There are a few ways this argument can go wrong, though, which they typically forget to check. For one thing, in some cases the file they were downloading was not even copyrighted material, or if it was, the copyright was not owned by one of MediaDefender’s clients. They often checked only based on the name, not by examining the content of the file to see if it was what they thought it was. Secondly, some uploaders connect to the BitTorrent network through a proxy server, or something like Tor. In this case, the IP address the downloader sees is that of the proxy server, which legally is not responsible for the content passing through it.
After the stories went public and people saw how unreliable the techniques for identifying copyright infringers were, the RIAA and MPAA bowed to public pressure and stopped using MediaDefender’s services.
SOPA and PROTECT-IP
The latest entry in the war on copyright infringement is the bill known as either SOPA or PROTECT-IP, or more recently the E-PARASITE Act, and yes, those acronyms are exactly as stupid as they sound. All three names refer to more or less the same thing; SOPA or E-PARASITE is the version being considered by the House of Representatives, and PROTECT-IP is the version originally proposed by the Senate.

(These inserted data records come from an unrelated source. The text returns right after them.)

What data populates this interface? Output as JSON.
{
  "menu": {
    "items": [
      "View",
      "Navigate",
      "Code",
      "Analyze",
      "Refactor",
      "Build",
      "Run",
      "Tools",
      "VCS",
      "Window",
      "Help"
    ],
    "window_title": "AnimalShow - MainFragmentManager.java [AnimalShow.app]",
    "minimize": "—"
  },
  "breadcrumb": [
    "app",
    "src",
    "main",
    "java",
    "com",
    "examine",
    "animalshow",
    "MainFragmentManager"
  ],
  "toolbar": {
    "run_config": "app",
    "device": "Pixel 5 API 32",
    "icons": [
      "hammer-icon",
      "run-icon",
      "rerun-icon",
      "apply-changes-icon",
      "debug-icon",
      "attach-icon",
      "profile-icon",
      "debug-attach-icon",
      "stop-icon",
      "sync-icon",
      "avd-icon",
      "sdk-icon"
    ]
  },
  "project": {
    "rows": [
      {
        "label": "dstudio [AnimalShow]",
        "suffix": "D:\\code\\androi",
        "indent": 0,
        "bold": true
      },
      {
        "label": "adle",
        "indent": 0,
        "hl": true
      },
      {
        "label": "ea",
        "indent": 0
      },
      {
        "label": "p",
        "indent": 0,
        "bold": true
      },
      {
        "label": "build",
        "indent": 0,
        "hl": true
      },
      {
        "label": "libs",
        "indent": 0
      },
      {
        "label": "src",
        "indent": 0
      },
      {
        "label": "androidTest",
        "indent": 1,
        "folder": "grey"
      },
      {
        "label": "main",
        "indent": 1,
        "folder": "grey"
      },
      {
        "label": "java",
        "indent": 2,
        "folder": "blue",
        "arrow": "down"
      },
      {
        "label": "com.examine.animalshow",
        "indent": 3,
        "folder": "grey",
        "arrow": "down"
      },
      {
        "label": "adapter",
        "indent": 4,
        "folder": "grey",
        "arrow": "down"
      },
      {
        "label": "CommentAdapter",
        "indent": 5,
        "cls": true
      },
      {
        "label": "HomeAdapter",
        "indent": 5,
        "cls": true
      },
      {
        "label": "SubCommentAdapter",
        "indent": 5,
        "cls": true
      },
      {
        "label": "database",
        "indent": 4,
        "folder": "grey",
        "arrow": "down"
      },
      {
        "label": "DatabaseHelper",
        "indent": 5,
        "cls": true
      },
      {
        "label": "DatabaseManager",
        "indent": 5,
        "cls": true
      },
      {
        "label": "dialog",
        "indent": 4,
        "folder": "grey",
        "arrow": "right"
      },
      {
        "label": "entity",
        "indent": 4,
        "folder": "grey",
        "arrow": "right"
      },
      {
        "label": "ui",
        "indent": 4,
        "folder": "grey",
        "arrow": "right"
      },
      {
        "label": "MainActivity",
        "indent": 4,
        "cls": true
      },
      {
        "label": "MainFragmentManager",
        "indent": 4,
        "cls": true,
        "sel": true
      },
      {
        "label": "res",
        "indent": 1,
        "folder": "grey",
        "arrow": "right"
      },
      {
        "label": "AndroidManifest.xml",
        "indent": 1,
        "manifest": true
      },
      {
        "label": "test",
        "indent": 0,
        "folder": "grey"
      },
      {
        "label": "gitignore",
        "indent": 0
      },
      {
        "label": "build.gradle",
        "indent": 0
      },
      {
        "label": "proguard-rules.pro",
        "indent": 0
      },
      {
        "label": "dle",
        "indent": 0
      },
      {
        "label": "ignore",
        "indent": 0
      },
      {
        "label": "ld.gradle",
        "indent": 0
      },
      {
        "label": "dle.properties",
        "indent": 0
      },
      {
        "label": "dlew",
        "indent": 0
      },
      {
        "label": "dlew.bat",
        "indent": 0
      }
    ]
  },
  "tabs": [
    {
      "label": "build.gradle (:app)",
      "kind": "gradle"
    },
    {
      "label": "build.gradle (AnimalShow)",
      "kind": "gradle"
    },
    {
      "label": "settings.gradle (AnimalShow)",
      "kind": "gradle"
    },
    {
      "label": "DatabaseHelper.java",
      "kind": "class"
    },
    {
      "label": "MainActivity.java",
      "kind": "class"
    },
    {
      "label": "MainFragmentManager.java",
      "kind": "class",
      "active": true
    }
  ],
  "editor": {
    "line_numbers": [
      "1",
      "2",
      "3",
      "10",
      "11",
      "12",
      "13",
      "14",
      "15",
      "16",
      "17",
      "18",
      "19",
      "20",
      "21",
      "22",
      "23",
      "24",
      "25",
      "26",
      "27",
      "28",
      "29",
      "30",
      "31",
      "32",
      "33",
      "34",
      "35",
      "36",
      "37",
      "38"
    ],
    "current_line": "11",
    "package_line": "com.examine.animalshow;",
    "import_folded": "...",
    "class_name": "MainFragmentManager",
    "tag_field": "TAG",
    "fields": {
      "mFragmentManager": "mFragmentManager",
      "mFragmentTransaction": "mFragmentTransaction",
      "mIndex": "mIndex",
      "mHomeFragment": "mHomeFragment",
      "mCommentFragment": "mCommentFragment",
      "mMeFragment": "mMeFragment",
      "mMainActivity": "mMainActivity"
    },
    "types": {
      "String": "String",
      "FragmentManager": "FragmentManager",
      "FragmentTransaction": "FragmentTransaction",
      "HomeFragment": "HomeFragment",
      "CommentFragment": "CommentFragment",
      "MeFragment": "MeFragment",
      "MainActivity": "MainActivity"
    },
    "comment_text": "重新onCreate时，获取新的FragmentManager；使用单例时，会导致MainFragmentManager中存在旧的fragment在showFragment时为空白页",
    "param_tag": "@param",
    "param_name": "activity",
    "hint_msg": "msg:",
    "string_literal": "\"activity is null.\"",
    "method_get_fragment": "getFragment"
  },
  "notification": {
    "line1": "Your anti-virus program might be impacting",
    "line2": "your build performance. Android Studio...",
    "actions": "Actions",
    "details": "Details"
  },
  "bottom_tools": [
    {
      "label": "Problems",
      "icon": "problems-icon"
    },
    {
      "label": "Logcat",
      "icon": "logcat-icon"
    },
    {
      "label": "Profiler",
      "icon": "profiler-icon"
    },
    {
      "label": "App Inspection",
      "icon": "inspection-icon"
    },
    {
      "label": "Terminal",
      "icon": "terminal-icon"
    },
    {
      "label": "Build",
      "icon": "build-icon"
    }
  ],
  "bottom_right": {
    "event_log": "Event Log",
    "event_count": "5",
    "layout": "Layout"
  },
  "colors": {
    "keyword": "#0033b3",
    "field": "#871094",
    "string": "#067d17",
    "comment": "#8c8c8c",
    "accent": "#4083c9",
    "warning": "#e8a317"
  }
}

These bills are intented to expand on the DMCA, and generally they provide additional means by which copyright owners (meaning the large media companies) can have content removed from being available online.
But they don’t stop there. Rather than just providing for the removal of copyrighted content, as the DMCA did, these bills contain procedures that would basically cripple any website accused of facilitating the distribution of copyrighted material. If SOPA/PROTECT-IP passes, it becomes illegal for any US-based company to advertise on such a website, provide it with a domain name, or allow any payments to be made to it.
Remember, the reason people are concerned about this is not that they want to avoid paying for DVDs. The problem is twofold:
- There is a huge potential for these laws to be abused, since they make it possible for anyone (with enough money?) to get material or even entire websites taken offline, without having to prove that they have a legal basis for doing so
- There are valid arguments that the whole system of copyright stifles innovation. A lot of progress in art and science is made by building on top of other people’s work, and strong copyright enforcement makes that a risky proposition. It’s much more difficult to come up with something entirely new.
If nothing else, consider that the list of people and companies who are opposed to SOPA and PROTECT-IP includes everyone from Google to Visa to the technology chief of the European Union to even the Vice President (sort of… indirectly). I’d say they have to have some valid points.
In closing, since one of the core themes of this blog is going to the original source, I’d encourage you to look at the actual text of each bill and put some thought into just how good or bad it would be for economic, artistic, and scientific development. Here are the links again, as of the time of posting:
To see current information on the status of each bill, head to the Library of Congress legislative information site and search for the bill number, either HR 3261 or SR 968.